  15. ^ Jon Gerberg (October 13, 2015). "A Megacity Without Water: São Paulo's Drought". Time magazine. Retrieved November 27, 2015.
  16. ^ Everton Fox (February 26, 2015). "Drought-stricken Sao Paulo hit by floods". Al Jazeera. Retrieved March 5, 2015.
  17. ^ a b Matthew Wheeland (May 4, 2015). "Brazil struggles with drought and pollution as Olympics loom large". The Guardian. Retrieved June 23, 2015.
  18. ^ Gustavo Werneck (August 20, 2017). "Estiagem e degradação deixam rios e lagoas de Minas em situação dramática" (in Portuguese). Estado de Minas. Retrieved October 11, 2017.
  19. ^ Gazeta Online (October 2, 2017). ""Fantasma" do racionamento assombra o Espírito Santo" (in Portuguese). Gazeta Online. Retrieved October 11, 2017.
  20. ^ Phillips, Dom (21 May 2014). "São Paulo faces a critical water shortage as the World Cup prepares to kick off". The Guardian. Retrieved 3 August 2014.
  21. ^ Camila Almeida (November 2014). "O Brasil secou". Superinteressante (in Portuguese). Retrieved June 23, 2015.
  22. ^ Glickhouse, Rachel. "Brazil Update: Historic Drought Takes Toll on Agriculture". AS/COA. Retrieved 2019-02-28.
  23. ^ Generale, O. M. A. "The effects of drought in Brazil". www.wfo-oma.org. Retrieved 2019-03-15.
  24. ^ "Brazil Water Supply, Crops Still at Risk a Year after Epic Drought". Scientific American. Retrieved 2019-02-28.
  25. ^ Joe Leahy (February 11, 2015). "São Paulo drought raises fears of Brazil energy crisis". Financial Times. Retrieved February 13, 2015.
  26. ^ Watts, Jonathan (2014-09-05). "Brazil drought crisis leads to rationing and tensions". The Guardian. ISSN 0261-3077. Retrieved 2019-03-15.

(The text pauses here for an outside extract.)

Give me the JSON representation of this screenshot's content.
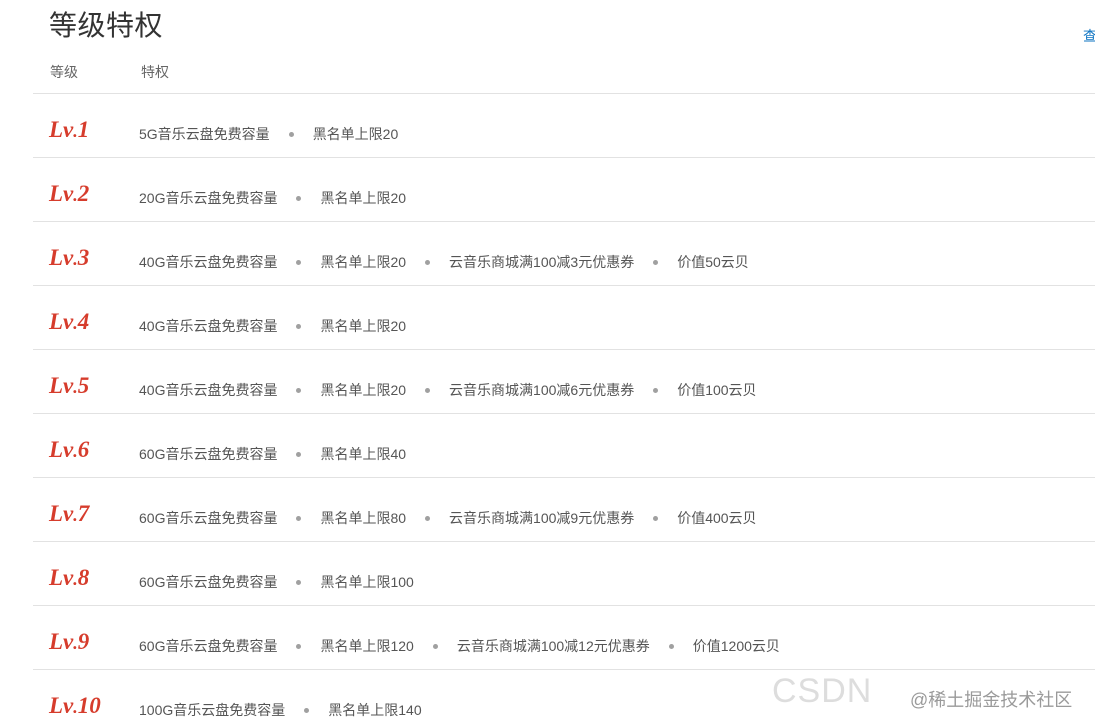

  27. ^ Agostinho, Ângelo Antônio; Pelicice, Fernando Mayer; Orsi, Mario Luís; Magalhães, André Lincoln Barroso de; Lima-Junior, Dilermando Pereira; Daga, Vanessa Salete; Azevedo-Santos, Valter M.; Vitule, Jean Ricardo Simões (2015-03-27). "Brazil's drought: Protect biodiversity". Science. 347 (6229): 1427–1428. doi:10.1126/science.347.6229.1427-b. ISSN 0036-8075. PMID 25814574.
  28. ^ "Brazil Water Supply, Crops Still at Risk a Year after Epic Drought". Scientific American. Retrieved 2019-03-25.